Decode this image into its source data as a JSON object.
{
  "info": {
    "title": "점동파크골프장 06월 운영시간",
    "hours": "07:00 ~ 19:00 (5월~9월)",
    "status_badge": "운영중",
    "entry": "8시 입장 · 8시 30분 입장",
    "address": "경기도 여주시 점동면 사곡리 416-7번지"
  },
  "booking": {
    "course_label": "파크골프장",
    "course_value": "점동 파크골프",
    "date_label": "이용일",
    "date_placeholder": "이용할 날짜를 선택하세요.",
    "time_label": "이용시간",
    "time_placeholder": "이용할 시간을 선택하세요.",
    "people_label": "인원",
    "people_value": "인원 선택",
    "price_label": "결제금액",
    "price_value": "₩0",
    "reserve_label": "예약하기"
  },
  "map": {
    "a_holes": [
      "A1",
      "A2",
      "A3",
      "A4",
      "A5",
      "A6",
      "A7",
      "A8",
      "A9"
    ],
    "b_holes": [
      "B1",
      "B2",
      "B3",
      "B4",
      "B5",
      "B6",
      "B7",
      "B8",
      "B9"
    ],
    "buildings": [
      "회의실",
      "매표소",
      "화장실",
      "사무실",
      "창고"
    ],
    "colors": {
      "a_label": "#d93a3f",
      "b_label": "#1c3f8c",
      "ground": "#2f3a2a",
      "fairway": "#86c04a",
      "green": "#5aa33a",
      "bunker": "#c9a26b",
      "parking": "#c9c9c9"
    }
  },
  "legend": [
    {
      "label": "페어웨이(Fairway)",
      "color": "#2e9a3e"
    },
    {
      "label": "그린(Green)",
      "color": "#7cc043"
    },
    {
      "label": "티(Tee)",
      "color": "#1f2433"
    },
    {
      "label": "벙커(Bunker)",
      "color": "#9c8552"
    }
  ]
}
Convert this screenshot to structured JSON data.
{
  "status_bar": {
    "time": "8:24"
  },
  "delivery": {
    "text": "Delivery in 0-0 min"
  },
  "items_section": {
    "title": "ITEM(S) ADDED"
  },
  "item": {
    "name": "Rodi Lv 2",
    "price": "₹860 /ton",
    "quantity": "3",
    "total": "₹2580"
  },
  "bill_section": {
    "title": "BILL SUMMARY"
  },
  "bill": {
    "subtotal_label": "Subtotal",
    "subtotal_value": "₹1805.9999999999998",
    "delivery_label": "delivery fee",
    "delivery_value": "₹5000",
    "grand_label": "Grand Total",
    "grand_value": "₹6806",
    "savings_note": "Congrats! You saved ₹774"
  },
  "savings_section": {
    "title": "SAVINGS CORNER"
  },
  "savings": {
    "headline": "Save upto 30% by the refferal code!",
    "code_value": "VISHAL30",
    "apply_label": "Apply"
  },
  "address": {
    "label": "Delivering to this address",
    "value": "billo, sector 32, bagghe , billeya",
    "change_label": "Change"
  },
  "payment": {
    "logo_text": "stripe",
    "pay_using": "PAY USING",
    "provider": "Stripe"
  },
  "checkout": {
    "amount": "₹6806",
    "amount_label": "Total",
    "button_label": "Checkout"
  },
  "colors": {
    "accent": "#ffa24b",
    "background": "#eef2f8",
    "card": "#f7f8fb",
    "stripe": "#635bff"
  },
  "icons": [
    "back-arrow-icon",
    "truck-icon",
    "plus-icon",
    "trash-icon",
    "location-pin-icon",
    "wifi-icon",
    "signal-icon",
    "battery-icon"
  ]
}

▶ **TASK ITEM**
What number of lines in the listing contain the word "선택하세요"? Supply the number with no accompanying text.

▶ **TASK ANSWER**
2